Following your big night out, drinking lots of water is very important. One of the main reasons we feel so rough after drinking large amounts is that alcohol is a diuretic and leads to dehydration. This leads to headaches, cramping and general lethargy. The solution then is simply to drink plenty the next day so that you restore all of your fluids.

Eat

Eating lots is also important. This will replenish your blood sugar levels and it will give your body the raw materials it needs to make repairs. You might not feel much like eating, but you should make an effort nonetheless if you want to be back to normal as soon as possible.

Go Outside

Going outside will help in several ways. Fresh air will help invigorate you while the sun will help you to readjust your body clock helping you to get good sleep the next night again. If you stay indoors and slob in front of the TV, you will only prevent yourself from feeling tired later on and probably feel even more cooped up and lethargic. Head out for a walk and you’ll clear your head and help your body to recover.

Last Updated on

About the author

Adam Sinicki
Adam Sinicki

Adam Sinicki is a full time writer who spends most of his time in the coffee shops of London. Adam has a BSc in psychology and is an amateur bodybuilder with a couple of competition wins to his name. His other interests are self improvement, general health, transhumanism and brain training. As well as writing for websites and magazines, he also runs his own sites and has published several books and apps on these topics. He lives in London, England with his girlfriend and in his spare time he enjoys climbing, travelling, playing games, reading comics and eating sandwiches.

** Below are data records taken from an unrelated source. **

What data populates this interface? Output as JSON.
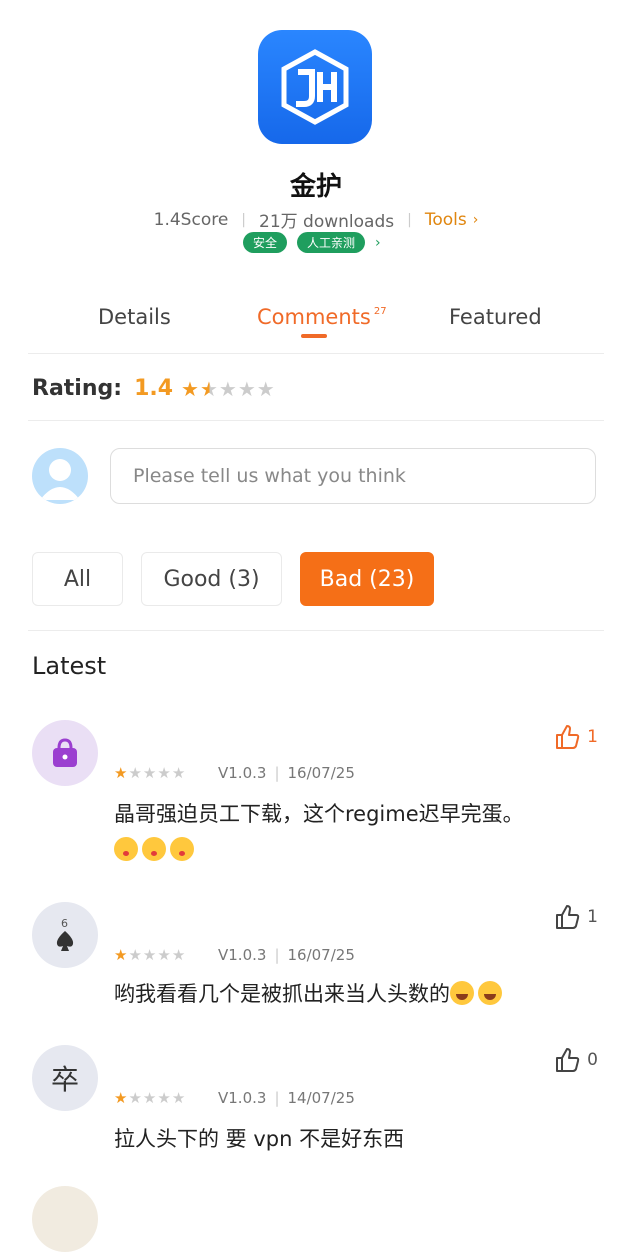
{
  "app": {
    "name": "金护",
    "score": "1.4Score",
    "downloads": "21万 downloads",
    "category": "Tools",
    "tags": [
      "安全",
      "人工亲测"
    ]
  },
  "tabs": [
    {
      "label": "Details"
    },
    {
      "label": "Comments",
      "count": "27"
    },
    {
      "label": "Featured"
    }
  ],
  "rating": {
    "label": "Rating:",
    "value": "1.4",
    "stars": 1.5
  },
  "comment_box": {
    "placeholder": "Please tell us what you think"
  },
  "filters": [
    {
      "label": "All"
    },
    {
      "label": "Good (3)"
    },
    {
      "label": "Bad (23)"
    }
  ],
  "latest_label": "Latest",
  "comments": [
    {
      "stars": 1,
      "version": "V1.0.3",
      "date": "16/07/25",
      "text": "晶哥强迫员工下载，这个regime迟早完蛋。",
      "likes": "1",
      "avatar": "handbag-icon"
    },
    {
      "stars": 1,
      "version": "V1.0.3",
      "date": "16/07/25",
      "text": "哟我看看几个是被抓出来当人头数的",
      "likes": "1",
      "avatar": "playing-card-spade-icon"
    },
    {
      "stars": 1,
      "version": "V1.0.3",
      "date": "14/07/25",
      "text": "拉人头下的 要 vpn 不是好东西",
      "likes": "0",
      "avatar_char": "卒"
    }
  ],
  "colors": {
    "accent": "#f06a28",
    "star": "#f39a22",
    "tag": "#1f9e5e",
    "brand_blue": "#1668ea"
  }
}
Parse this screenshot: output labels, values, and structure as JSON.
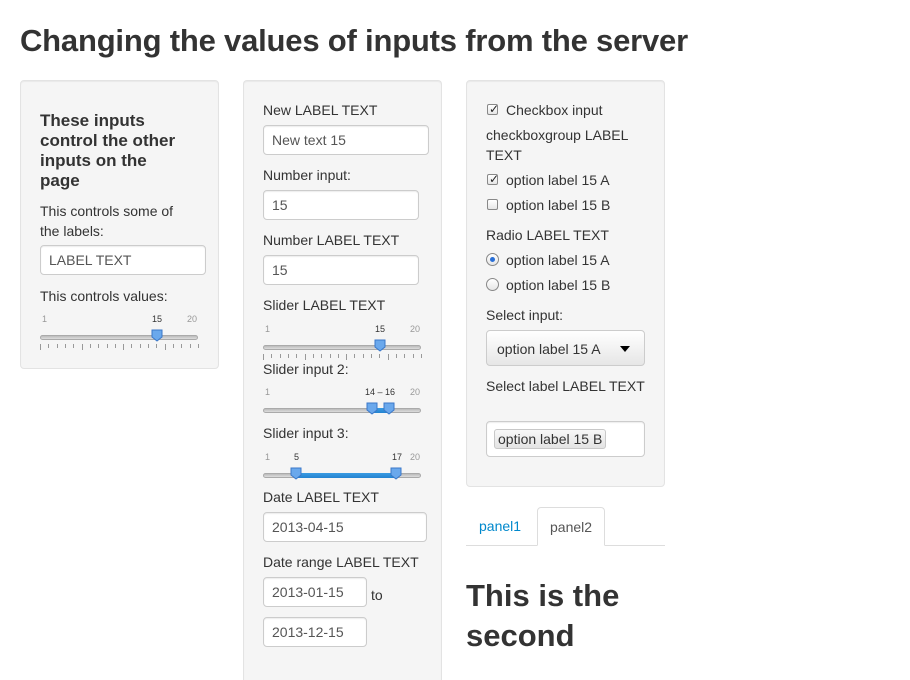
{
  "page_title": "Changing the values of inputs from the server",
  "control_panel": {
    "heading": "These inputs control the other inputs on the page",
    "label_control_label": "This controls some of the labels:",
    "label_control_value": "LABEL TEXT",
    "value_control_label": "This controls values:",
    "slider": {
      "min": 1,
      "max": 20,
      "value": 15,
      "min_label": "1",
      "max_label": "20",
      "value_label": "15"
    }
  },
  "inputs_panel": {
    "new_label": "New LABEL TEXT",
    "new_text_value": "New text 15",
    "number_input_label": "Number input:",
    "number_input_value": "15",
    "number_label_label": "Number LABEL TEXT",
    "number_label_value": "15",
    "slider_label": "Slider LABEL TEXT",
    "slider1": {
      "min": 1,
      "max": 20,
      "value": 15,
      "min_label": "1",
      "max_label": "20",
      "value_label": "15"
    },
    "slider2_label": "Slider input 2:",
    "slider2": {
      "min": 1,
      "max": 20,
      "low": 14,
      "high": 16,
      "min_label": "1",
      "max_label": "20",
      "value_label": "14 – 16"
    },
    "slider3_label": "Slider input 3:",
    "slider3": {
      "min": 1,
      "max": 20,
      "low": 5,
      "high": 17,
      "min_label": "1",
      "max_label": "20",
      "low_label": "5",
      "high_label": "17"
    },
    "date_label": "Date LABEL TEXT",
    "date_value": "2013-04-15",
    "date_range_label": "Date range LABEL TEXT",
    "date_range_start": "2013-01-15",
    "date_range_sep": "to",
    "date_range_end": "2013-12-15"
  },
  "choices_panel": {
    "checkbox_label": "Checkbox input",
    "checkbox_checked": true,
    "group_label": "checkboxgroup LABEL TEXT",
    "group_options": [
      {
        "label": "option label 15 A",
        "checked": true
      },
      {
        "label": "option label 15 B",
        "checked": false
      }
    ],
    "radio_label": "Radio LABEL TEXT",
    "radio_options": [
      {
        "label": "option label 15 A",
        "selected": true
      },
      {
        "label": "option label 15 B",
        "selected": false
      }
    ],
    "select_label": "Select input:",
    "select_value": "option label 15 A",
    "select_label2": "Select label LABEL TEXT",
    "select_value2": "option label 15 B"
  },
  "tabs": {
    "items": [
      {
        "label": "panel1",
        "active": false
      },
      {
        "label": "panel2",
        "active": true
      }
    ],
    "panel_heading": "This is the second"
  },
  "colors": {
    "well_bg": "#f5f5f5",
    "link": "#0088cc",
    "slider_range": "#2a8bd8",
    "handle": "#5a9fe8"
  }
}
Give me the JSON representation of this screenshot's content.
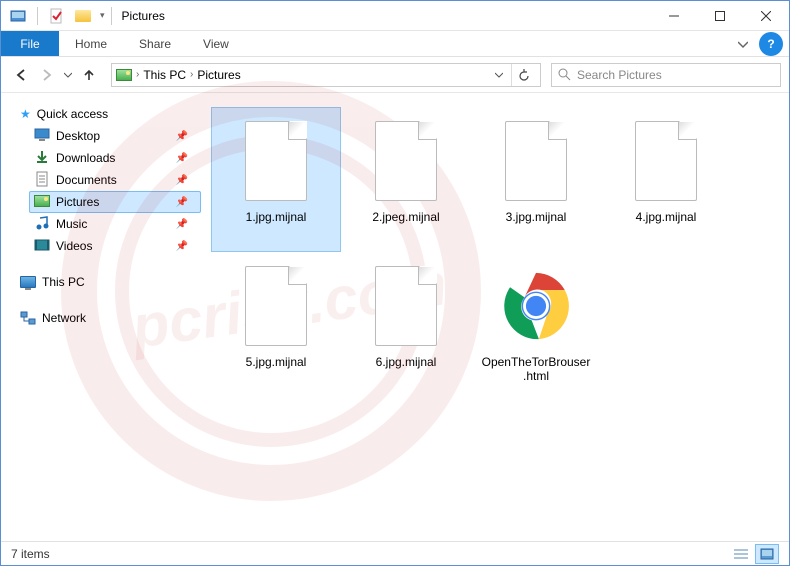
{
  "window": {
    "title": "Pictures"
  },
  "ribbon": {
    "file": "File",
    "tabs": [
      "Home",
      "Share",
      "View"
    ]
  },
  "breadcrumb": {
    "root": "This PC",
    "current": "Pictures"
  },
  "search": {
    "placeholder": "Search Pictures"
  },
  "sidebar": {
    "quick_access": "Quick access",
    "pinned": [
      {
        "label": "Desktop",
        "icon": "desktop"
      },
      {
        "label": "Downloads",
        "icon": "downloads"
      },
      {
        "label": "Documents",
        "icon": "documents"
      },
      {
        "label": "Pictures",
        "icon": "pictures",
        "selected": true
      },
      {
        "label": "Music",
        "icon": "music"
      },
      {
        "label": "Videos",
        "icon": "videos"
      }
    ],
    "this_pc": "This PC",
    "network": "Network"
  },
  "files": [
    {
      "name": "1.jpg.mijnal",
      "type": "blank",
      "selected": true
    },
    {
      "name": "2.jpeg.mijnal",
      "type": "blank"
    },
    {
      "name": "3.jpg.mijnal",
      "type": "blank"
    },
    {
      "name": "4.jpg.mijnal",
      "type": "blank"
    },
    {
      "name": "5.jpg.mijnal",
      "type": "blank"
    },
    {
      "name": "6.jpg.mijnal",
      "type": "blank"
    },
    {
      "name": "OpenTheTorBrouser.html",
      "type": "chrome"
    }
  ],
  "status": {
    "count": "7 items"
  }
}
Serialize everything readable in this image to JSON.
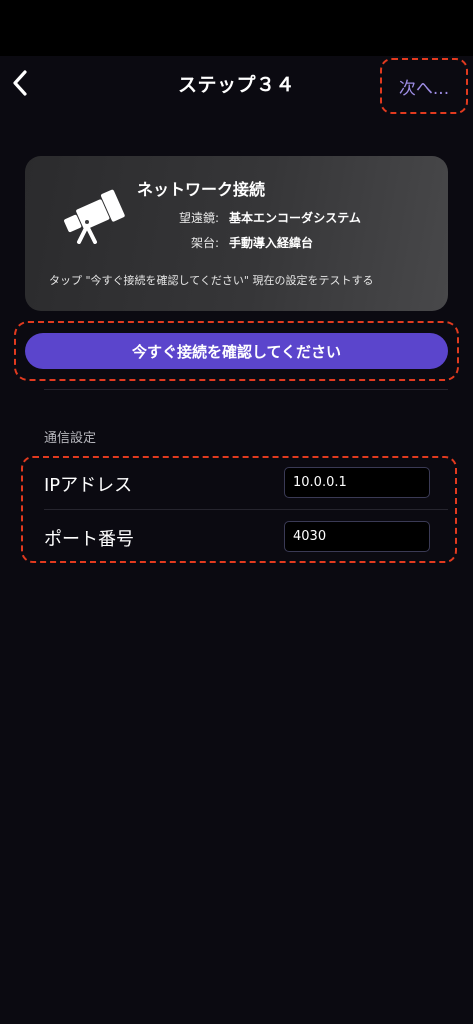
{
  "nav": {
    "title": "ステップ３４",
    "next_label": "次へ..."
  },
  "card": {
    "title": "ネットワーク接続",
    "telescope_label": "望遠鏡:",
    "telescope_value": "基本エンコーダシステム",
    "mount_label": "架台:",
    "mount_value": "手動導入経緯台",
    "hint": "タップ \"今すぐ接続を確認してください\" 現在の設定をテストする"
  },
  "verify_button_label": "今すぐ接続を確認してください",
  "settings": {
    "section_title": "通信設定",
    "ip_label": "IPアドレス",
    "ip_value": "10.0.0.1",
    "port_label": "ポート番号",
    "port_value": "4030"
  },
  "colors": {
    "accent": "#5b45cc",
    "next_text": "#9d8ce3",
    "highlight": "#e23a1f",
    "background": "#0b0a11"
  },
  "icons": {
    "back": "chevron-left-icon",
    "telescope": "telescope-icon"
  }
}
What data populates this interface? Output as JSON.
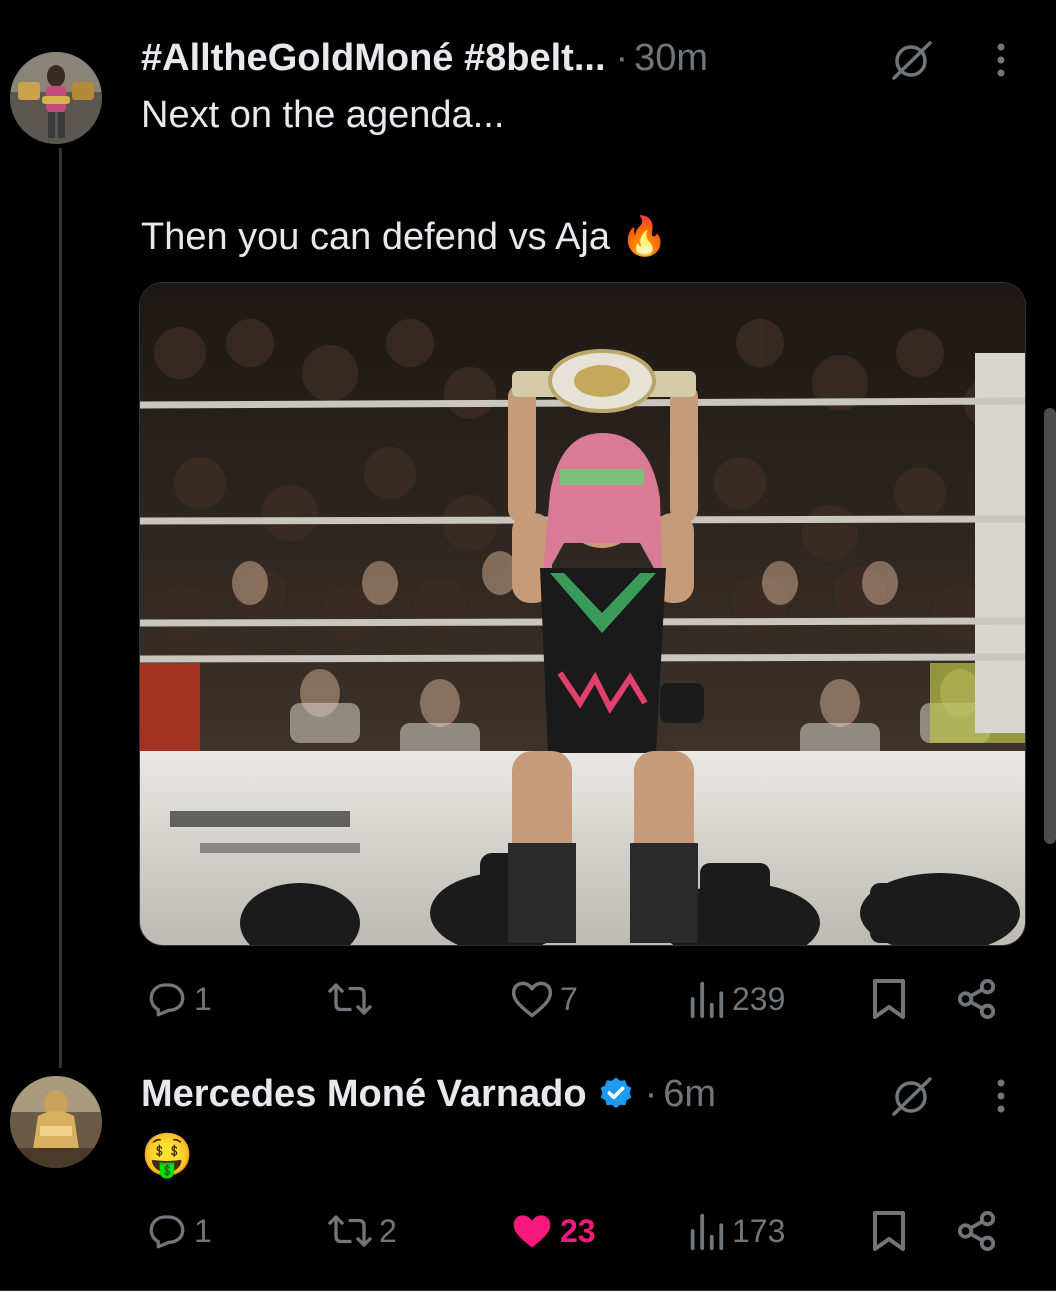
{
  "tweets": [
    {
      "display_name": "#AlltheGoldMoné #8belt...",
      "time": "30m",
      "text_line1": "Next on the agenda...",
      "text_line2": "Then you can defend vs Aja",
      "emoji": "🔥",
      "actions": {
        "replies": "1",
        "reposts": "",
        "likes": "7",
        "views": "239"
      }
    },
    {
      "display_name": "Mercedes Moné Varnado",
      "time": "6m",
      "text": "🤑",
      "actions": {
        "replies": "1",
        "reposts": "2",
        "likes": "23",
        "views": "173"
      }
    }
  ],
  "colors": {
    "background": "#000000",
    "text": "#e7e9ea",
    "muted": "#71767b",
    "verified": "#1d9bf0",
    "like_active": "#f91880"
  }
}
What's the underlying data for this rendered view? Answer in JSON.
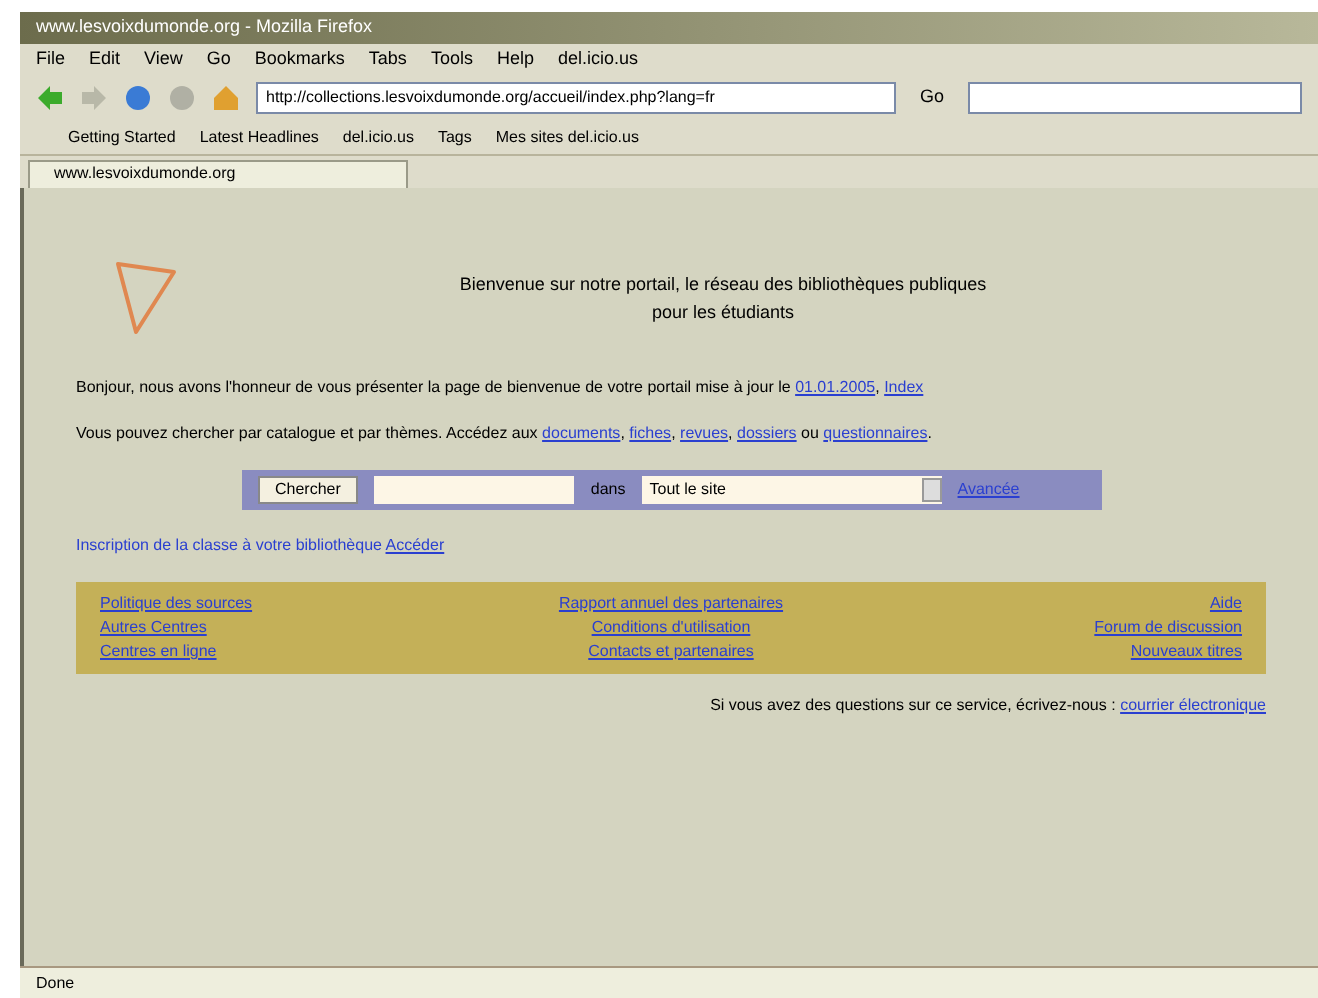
{
  "window": {
    "title": "www.lesvoixdumonde.org - Mozilla Firefox"
  },
  "menu": [
    "File",
    "Edit",
    "View",
    "Go",
    "Bookmarks",
    "Tabs",
    "Tools",
    "Help",
    "del.icio.us"
  ],
  "toolbar": {
    "url": "http://collections.lesvoixdumonde.org/accueil/index.php?lang=fr",
    "go": "Go"
  },
  "bookmarks": [
    "Getting Started",
    "Latest Headlines",
    "del.icio.us",
    "Tags",
    "Mes sites del.icio.us"
  ],
  "tabs": [
    {
      "label": "www.lesvoixdumonde.org",
      "selected": true
    }
  ],
  "page": {
    "heading": "Bienvenue sur notre portail, le réseau des bibliothèques publiques",
    "subheading": "pour les étudiants",
    "intro": "Bonjour, nous avons l'honneur de vous présenter la page de bienvenue de votre portail mise à jour le",
    "intro_links": [
      {
        "text": "01.01.2005",
        "after": ","
      },
      {
        "text": "Index"
      }
    ],
    "info": "Vous pouvez chercher par catalogue et par thèmes. Accédez aux",
    "info_links": [
      {
        "text": "documents",
        "after": ","
      },
      {
        "text": "fiches",
        "after": ","
      },
      {
        "text": "revues",
        "after": ","
      },
      {
        "text": "dossiers"
      },
      {
        "text": "questionnaires",
        "after": "."
      }
    ],
    "info_joiner": "ou",
    "search": {
      "button": "Chercher",
      "label": "dans",
      "select": "Tout le site",
      "link": "Avancée"
    },
    "notice": "Inscription de la classe à votre bibliothèque",
    "notice_link": "Accéder",
    "nav": [
      [
        "Politique des sources",
        "Rapport annuel des partenaires",
        "Aide"
      ],
      [
        "Autres Centres",
        "Conditions d'utilisation",
        "Forum de discussion"
      ],
      [
        "Centres en ligne",
        "Contacts et partenaires",
        "Nouveaux titres"
      ]
    ],
    "footer": "Si vous avez des questions sur ce service, écrivez-nous :",
    "footer_link": "courrier électronique"
  },
  "status_bar": "Done"
}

Add comment

This site uses Akismet to reduce spam. Learn how your comment data is processed.

Adam Sinicki By Adam Sinicki

Adam Sinicki

Adam Sinicki

Adam Sinicki is a full time writer who spends most of his time in the coffee shops of London. Adam has a BSc in psychology and is an amateur bodybuilder with a couple of competition wins to his name. His other interests are self improvement, general health, transhumanism and brain training. As well as writing for websites and magazines, he also runs his own sites and has published several books and apps on these topics. He lives in London, England with his girlfriend and in his spare time he enjoys climbing, travelling, playing games, reading comics and eating sandwiches.